As the main set ended just after 11, with Flying Lotus standing on stage looking at the crowd and his friend own the room, iconic comedian Dave Chappelle, joined Thundercat on stage to say a few nice words before the encore. “Ladies and gentlemen: on stage tonight is the musical virtuosos. They spent hours and hours of their life practicing their craft, and tonight we get to enjoy the sum total of their work. Make some noise for your band," he said in awe. “Thundercat, take this bass solo wherever you wanna go, 'cause we with you all the way, my brother, for real.” As the comedian stood on stage and watched the rest of the show, Thundercat played as if it was his final performance.
There are memorable New York City gigs and then there are those that live in infamy, what everyone saw Friday night inside Irving Plaza may be one that goes down in legend.

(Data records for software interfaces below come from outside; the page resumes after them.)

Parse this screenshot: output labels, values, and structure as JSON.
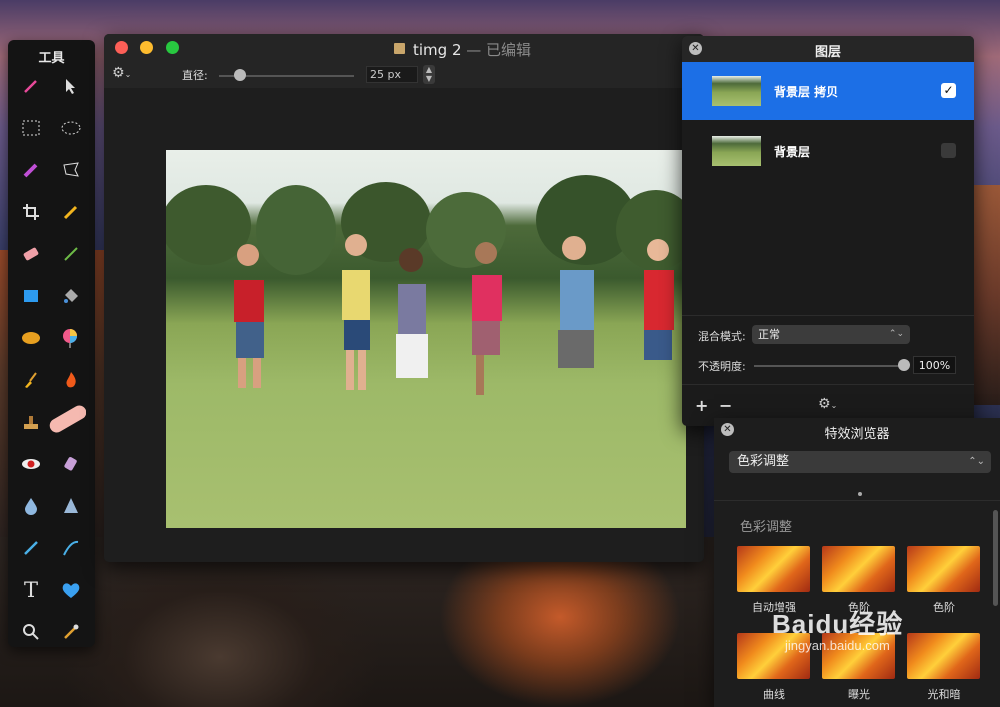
{
  "tools_panel": {
    "title": "工具"
  },
  "document_window": {
    "title": "timg 2",
    "edited_suffix": " — 已编辑",
    "diameter_label": "直径:",
    "diameter_value": "25 px"
  },
  "layers_panel": {
    "title": "图层",
    "layers": [
      {
        "name": "背景层 拷贝",
        "visible": true,
        "selected": true
      },
      {
        "name": "背景层",
        "visible": false,
        "selected": false
      }
    ],
    "blend_label": "混合模式:",
    "blend_value": "正常",
    "opacity_label": "不透明度:",
    "opacity_value": "100%"
  },
  "effects_panel": {
    "title": "特效浏览器",
    "category": "色彩调整",
    "section_title": "色彩调整",
    "effects": [
      {
        "label": "自动增强"
      },
      {
        "label": "色阶"
      },
      {
        "label": "色阶"
      },
      {
        "label": "曲线"
      },
      {
        "label": "曝光"
      },
      {
        "label": "光和暗"
      }
    ]
  },
  "watermark": {
    "text": "Baidu经验",
    "url": "jingyan.baidu.com"
  }
}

If there was anyone that ever questioned if jazz was dead, you can also point them to this gig to showcase how out of touch with music they really are.